Comic strips offer even more opportunities for working with the symbolism of direction. W.A. Wagenaar, a psychologist at Leiden University and a Tintin fan, once tallied up all the acts and transitions in three Tintin books and discovered that in three out of four cases the characters move from left to right, even when their movement takes several frames to portray. More interestingly still, movements towards the left almost always have a bad outcome. The man who moves his finger from right to left to ring Tintin’s doorbell falls unconscious on the doormat as soon as the alert reporter opens the door. When Captain Haddock crosses the frame from right to left in an attempt to escape, he is recaptured in no time. And so on. This is Tintin’s Law, and it is reminiscent of the messenger in the theatre of the ancient world: entering on the right — and therefore moving towards the left — is a sign to the audience that something ominous is happening.
— Rik Smits, The Puzzle of Left-Handedness, 2010

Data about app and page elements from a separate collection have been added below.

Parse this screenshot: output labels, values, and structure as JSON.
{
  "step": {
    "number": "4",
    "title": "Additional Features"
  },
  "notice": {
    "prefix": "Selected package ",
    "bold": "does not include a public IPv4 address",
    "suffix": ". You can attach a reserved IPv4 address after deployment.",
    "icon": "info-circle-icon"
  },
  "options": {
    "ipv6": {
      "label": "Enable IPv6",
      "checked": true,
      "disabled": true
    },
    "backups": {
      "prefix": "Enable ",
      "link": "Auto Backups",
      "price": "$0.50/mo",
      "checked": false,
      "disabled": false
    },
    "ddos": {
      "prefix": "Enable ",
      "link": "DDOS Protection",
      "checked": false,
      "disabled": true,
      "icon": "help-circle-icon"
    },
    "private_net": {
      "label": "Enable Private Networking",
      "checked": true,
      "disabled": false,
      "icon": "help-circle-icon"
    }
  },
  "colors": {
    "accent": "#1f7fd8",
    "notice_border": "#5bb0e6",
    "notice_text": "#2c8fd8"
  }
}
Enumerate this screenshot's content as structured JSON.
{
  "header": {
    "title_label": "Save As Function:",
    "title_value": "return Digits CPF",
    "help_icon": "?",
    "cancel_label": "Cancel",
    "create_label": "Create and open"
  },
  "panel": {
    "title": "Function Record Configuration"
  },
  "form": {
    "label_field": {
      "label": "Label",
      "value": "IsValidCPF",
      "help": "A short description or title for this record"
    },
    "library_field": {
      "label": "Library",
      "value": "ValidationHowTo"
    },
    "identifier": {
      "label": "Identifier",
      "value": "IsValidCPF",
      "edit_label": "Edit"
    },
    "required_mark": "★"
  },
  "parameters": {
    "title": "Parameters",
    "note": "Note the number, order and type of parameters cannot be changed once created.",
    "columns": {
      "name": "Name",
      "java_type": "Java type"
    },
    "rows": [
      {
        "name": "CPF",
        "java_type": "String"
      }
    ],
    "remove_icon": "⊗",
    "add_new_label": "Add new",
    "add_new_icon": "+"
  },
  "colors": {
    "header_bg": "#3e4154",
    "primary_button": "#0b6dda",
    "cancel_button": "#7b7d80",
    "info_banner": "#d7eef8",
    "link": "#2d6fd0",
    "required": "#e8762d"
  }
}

(Wagenaar’s paper is “Als Kuifje naar links beweegt is er iets mis,” NRC Handelsblad, Aug. 5, 1981.)